------ Available data

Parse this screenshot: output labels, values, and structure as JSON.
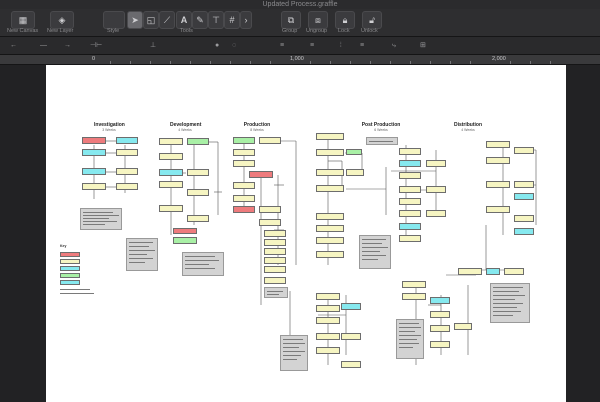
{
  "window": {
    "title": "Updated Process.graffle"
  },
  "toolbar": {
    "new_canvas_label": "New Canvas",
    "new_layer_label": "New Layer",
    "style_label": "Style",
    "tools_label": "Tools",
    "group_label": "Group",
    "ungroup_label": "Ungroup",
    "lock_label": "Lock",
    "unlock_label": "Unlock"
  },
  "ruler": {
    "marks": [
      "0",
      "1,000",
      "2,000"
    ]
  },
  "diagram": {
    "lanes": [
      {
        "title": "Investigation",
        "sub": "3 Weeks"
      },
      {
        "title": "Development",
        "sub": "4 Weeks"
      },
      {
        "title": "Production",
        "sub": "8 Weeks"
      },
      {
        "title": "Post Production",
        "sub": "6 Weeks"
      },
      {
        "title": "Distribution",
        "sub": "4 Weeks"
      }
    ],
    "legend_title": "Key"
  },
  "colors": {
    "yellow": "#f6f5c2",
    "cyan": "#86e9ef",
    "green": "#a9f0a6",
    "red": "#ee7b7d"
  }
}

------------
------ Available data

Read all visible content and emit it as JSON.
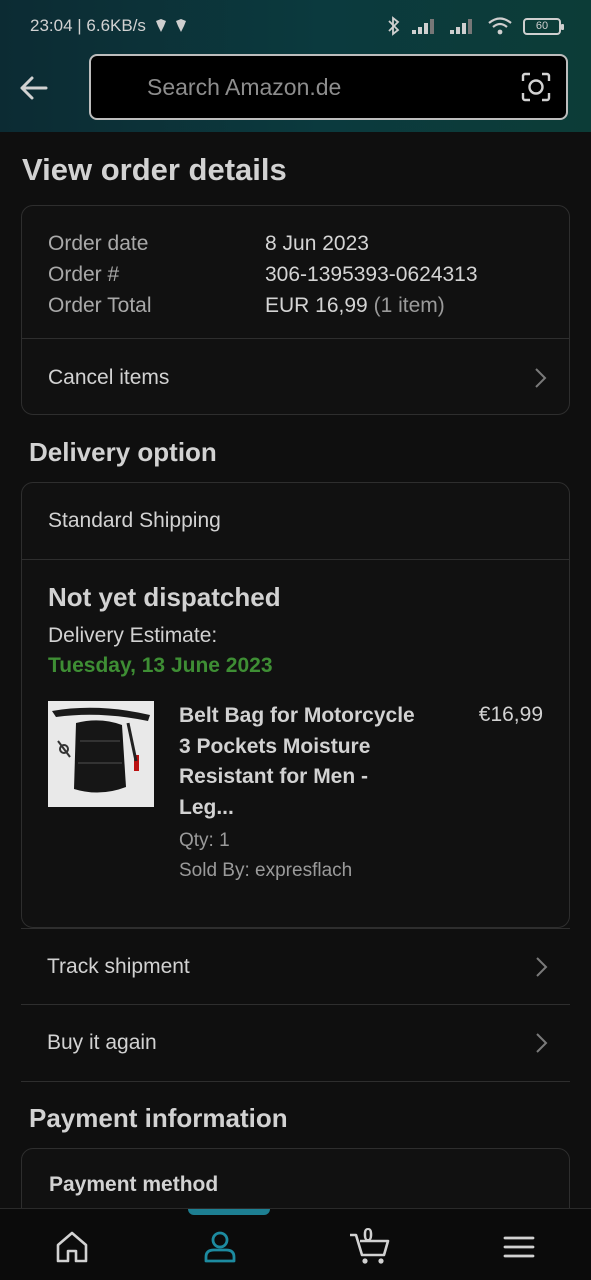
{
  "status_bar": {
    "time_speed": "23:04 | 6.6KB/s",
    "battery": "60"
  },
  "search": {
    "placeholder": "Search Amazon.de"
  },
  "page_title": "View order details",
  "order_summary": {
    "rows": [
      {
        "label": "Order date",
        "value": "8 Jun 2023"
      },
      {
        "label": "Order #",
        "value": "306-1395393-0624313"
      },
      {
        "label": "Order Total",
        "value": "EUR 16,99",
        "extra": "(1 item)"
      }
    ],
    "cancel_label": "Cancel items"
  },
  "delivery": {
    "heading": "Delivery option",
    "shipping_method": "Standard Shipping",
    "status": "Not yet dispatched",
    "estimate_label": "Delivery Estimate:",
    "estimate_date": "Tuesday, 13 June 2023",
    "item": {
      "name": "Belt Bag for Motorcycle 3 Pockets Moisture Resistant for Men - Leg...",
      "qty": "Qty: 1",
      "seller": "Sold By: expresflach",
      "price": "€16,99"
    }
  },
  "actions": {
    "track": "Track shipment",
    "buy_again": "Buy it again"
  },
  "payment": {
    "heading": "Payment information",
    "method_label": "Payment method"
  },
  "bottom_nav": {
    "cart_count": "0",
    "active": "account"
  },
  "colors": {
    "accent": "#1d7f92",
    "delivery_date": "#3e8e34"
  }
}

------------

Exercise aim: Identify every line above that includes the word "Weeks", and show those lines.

Completed task:
        "sub": "3 Weeks"
        "sub": "4 Weeks"
        "sub": "8 Weeks"
        "sub": "6 Weeks"
        "sub": "4 Weeks"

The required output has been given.